● Try it:
Give back the entire listing exactly as it was provided.

[Start of section]

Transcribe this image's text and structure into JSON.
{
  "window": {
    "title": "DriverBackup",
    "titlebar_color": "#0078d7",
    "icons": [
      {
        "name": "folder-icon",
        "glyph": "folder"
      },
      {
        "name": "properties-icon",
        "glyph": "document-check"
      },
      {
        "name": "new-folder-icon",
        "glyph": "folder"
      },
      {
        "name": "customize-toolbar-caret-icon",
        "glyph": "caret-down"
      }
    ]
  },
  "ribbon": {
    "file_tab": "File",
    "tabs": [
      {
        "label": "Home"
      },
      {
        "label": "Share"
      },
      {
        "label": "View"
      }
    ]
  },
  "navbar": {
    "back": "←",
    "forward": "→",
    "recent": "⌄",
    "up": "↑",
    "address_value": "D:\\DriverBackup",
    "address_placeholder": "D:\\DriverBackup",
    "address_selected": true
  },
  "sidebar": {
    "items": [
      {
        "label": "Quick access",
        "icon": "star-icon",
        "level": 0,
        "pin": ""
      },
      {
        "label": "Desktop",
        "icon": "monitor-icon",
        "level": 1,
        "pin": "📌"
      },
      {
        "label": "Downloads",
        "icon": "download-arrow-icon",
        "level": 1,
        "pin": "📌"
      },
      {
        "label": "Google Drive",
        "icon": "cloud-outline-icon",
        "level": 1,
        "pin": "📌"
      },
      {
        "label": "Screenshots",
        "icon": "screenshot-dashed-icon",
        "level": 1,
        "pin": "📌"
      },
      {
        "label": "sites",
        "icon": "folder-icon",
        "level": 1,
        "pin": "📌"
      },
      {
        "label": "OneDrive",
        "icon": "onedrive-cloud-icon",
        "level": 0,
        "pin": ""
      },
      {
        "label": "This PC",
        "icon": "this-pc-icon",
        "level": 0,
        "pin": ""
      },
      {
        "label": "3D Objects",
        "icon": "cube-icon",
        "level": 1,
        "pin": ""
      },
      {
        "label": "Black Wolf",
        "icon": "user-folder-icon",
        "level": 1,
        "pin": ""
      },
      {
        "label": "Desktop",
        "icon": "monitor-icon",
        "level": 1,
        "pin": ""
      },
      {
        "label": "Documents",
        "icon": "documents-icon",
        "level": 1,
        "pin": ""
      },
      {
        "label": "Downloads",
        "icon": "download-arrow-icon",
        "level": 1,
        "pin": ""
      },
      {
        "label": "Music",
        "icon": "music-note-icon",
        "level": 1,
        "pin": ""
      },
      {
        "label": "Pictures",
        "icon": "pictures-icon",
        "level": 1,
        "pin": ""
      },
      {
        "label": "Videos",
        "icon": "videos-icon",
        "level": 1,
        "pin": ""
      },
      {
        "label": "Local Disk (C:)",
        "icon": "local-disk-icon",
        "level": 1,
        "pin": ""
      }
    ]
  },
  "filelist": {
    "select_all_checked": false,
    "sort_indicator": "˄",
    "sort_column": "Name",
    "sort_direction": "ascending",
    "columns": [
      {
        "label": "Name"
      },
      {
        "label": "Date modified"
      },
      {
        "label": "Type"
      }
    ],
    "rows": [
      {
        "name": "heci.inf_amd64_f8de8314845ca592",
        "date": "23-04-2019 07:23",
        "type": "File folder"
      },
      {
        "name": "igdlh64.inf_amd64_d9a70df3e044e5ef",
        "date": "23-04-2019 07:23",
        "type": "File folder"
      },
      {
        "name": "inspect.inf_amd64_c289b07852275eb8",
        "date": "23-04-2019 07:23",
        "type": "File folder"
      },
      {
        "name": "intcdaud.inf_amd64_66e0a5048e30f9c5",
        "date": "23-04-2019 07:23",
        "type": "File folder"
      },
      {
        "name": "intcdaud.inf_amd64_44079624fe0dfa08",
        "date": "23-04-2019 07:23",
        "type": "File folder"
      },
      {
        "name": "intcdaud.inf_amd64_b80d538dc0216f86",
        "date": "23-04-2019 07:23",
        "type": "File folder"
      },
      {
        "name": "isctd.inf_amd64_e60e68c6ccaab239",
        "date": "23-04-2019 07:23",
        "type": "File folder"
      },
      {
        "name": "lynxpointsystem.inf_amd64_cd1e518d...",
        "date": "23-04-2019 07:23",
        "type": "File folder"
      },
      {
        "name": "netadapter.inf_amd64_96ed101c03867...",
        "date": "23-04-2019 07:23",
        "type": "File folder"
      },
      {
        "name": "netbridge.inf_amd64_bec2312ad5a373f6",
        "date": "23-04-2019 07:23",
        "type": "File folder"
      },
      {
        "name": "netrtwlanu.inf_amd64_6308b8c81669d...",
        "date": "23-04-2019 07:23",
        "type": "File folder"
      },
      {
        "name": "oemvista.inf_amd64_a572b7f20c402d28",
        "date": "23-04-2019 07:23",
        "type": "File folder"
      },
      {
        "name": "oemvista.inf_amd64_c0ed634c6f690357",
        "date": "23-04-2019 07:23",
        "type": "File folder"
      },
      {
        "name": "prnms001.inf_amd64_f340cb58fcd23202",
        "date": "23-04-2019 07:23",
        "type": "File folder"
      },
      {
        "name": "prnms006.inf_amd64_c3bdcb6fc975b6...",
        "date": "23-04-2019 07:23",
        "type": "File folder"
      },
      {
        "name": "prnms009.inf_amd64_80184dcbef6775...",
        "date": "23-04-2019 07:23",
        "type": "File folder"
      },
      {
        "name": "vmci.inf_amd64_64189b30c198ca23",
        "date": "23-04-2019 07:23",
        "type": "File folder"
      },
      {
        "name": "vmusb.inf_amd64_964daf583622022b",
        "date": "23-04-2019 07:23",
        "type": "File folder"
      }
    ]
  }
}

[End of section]

● Reply:
Transcribe this image's text and structure into JSON.
{
  "window": {
    "title": "DriverBackup",
    "titlebar_color": "#0078d7",
    "icons": [
      {
        "name": "folder-icon",
        "glyph": "folder"
      },
      {
        "name": "properties-icon",
        "glyph": "document-check"
      },
      {
        "name": "new-folder-icon",
        "glyph": "folder"
      },
      {
        "name": "customize-toolbar-caret-icon",
        "glyph": "caret-down"
      }
    ]
  },
  "ribbon": {
    "file_tab": "File",
    "tabs": [
      {
        "label": "Home"
      },
      {
        "label": "Share"
      },
      {
        "label": "View"
      }
    ]
  },
  "navbar": {
    "back": "←",
    "forward": "→",
    "recent": "⌄",
    "up": "↑",
    "address_value": "D:\\DriverBackup",
    "address_placeholder": "D:\\DriverBackup",
    "address_selected": true
  },
  "sidebar": {
    "items": [
      {
        "label": "Quick access",
        "icon": "star-icon",
        "level": 0,
        "pin": ""
      },
      {
        "label": "Desktop",
        "icon": "monitor-icon",
        "level": 1,
        "pin": "📌"
      },
      {
        "label": "Downloads",
        "icon": "download-arrow-icon",
        "level": 1,
        "pin": "📌"
      },
      {
        "label": "Google Drive",
        "icon": "cloud-outline-icon",
        "level": 1,
        "pin": "📌"
      },
      {
        "label": "Screenshots",
        "icon": "screenshot-dashed-icon",
        "level": 1,
        "pin": "📌"
      },
      {
        "label": "sites",
        "icon": "folder-icon",
        "level": 1,
        "pin": "📌"
      },
      {
        "label": "OneDrive",
        "icon": "onedrive-cloud-icon",
        "level": 0,
        "pin": ""
      },
      {
        "label": "This PC",
        "icon": "this-pc-icon",
        "level": 0,
        "pin": ""
      },
      {
        "label": "3D Objects",
        "icon": "cube-icon",
        "level": 1,
        "pin": ""
      },
      {
        "label": "Black Wolf",
        "icon": "user-folder-icon",
        "level": 1,
        "pin": ""
      },
      {
        "label": "Desktop",
        "icon": "monitor-icon",
        "level": 1,
        "pin": ""
      },
      {
        "label": "Documents",
        "icon": "documents-icon",
        "level": 1,
        "pin": ""
      },
      {
        "label": "Downloads",
        "icon": "download-arrow-icon",
        "level": 1,
        "pin": ""
      },
      {
        "label": "Music",
        "icon": "music-note-icon",
        "level": 1,
        "pin": ""
      },
      {
        "label": "Pictures",
        "icon": "pictures-icon",
        "level": 1,
        "pin": ""
      },
      {
        "label": "Videos",
        "icon": "videos-icon",
        "level": 1,
        "pin": ""
      },
      {
        "label": "Local Disk (C:)",
        "icon": "local-disk-icon",
        "level": 1,
        "pin": ""
      }
    ]
  },
  "filelist": {
    "select_all_checked": false,
    "sort_indicator": "˄",
    "sort_column": "Name",
    "sort_direction": "ascending",
    "columns": [
      {
        "label": "Name"
      },
      {
        "label": "Date modified"
      },
      {
        "label": "Type"
      }
    ],
    "rows": [
      {
        "name": "heci.inf_amd64_f8de8314845ca592",
        "date": "23-04-2019 07:23",
        "type": "File folder"
      },
      {
        "name": "igdlh64.inf_amd64_d9a70df3e044e5ef",
        "date": "23-04-2019 07:23",
        "type": "File folder"
      },
      {
        "name": "inspect.inf_amd64_c289b07852275eb8",
        "date": "23-04-2019 07:23",
        "type": "File folder"
      },
      {
        "name": "intcdaud.inf_amd64_66e0a5048e30f9c5",
        "date": "23-04-2019 07:23",
        "type": "File folder"
      },
      {
        "name": "intcdaud.inf_amd64_44079624fe0dfa08",
        "date": "23-04-2019 07:23",
        "type": "File folder"
      },
      {
        "name": "intcdaud.inf_amd64_b80d538dc0216f86",
        "date": "23-04-2019 07:23",
        "type": "File folder"
      },
      {
        "name": "isctd.inf_amd64_e60e68c6ccaab239",
        "date": "23-04-2019 07:23",
        "type": "File folder"
      },
      {
        "name": "lynxpointsystem.inf_amd64_cd1e518d...",
        "date": "23-04-2019 07:23",
        "type": "File folder"
      },
      {
        "name": "netadapter.inf_amd64_96ed101c03867...",
        "date": "23-04-2019 07:23",
        "type": "File folder"
      },
      {
        "name": "netbridge.inf_amd64_bec2312ad5a373f6",
        "date": "23-04-2019 07:23",
        "type": "File folder"
      },
      {
        "name": "netrtwlanu.inf_amd64_6308b8c81669d...",
        "date": "23-04-2019 07:23",
        "type": "File folder"
      },
      {
        "name": "oemvista.inf_amd64_a572b7f20c402d28",
        "date": "23-04-2019 07:23",
        "type": "File folder"
      },
      {
        "name": "oemvista.inf_amd64_c0ed634c6f690357",
        "date": "23-04-2019 07:23",
        "type": "File folder"
      },
      {
        "name": "prnms001.inf_amd64_f340cb58fcd23202",
        "date": "23-04-2019 07:23",
        "type": "File folder"
      },
      {
        "name": "prnms006.inf_amd64_c3bdcb6fc975b6...",
        "date": "23-04-2019 07:23",
        "type": "File folder"
      },
      {
        "name": "prnms009.inf_amd64_80184dcbef6775...",
        "date": "23-04-2019 07:23",
        "type": "File folder"
      },
      {
        "name": "vmci.inf_amd64_64189b30c198ca23",
        "date": "23-04-2019 07:23",
        "type": "File folder"
      },
      {
        "name": "vmusb.inf_amd64_964daf583622022b",
        "date": "23-04-2019 07:23",
        "type": "File folder"
      }
    ]
  }
}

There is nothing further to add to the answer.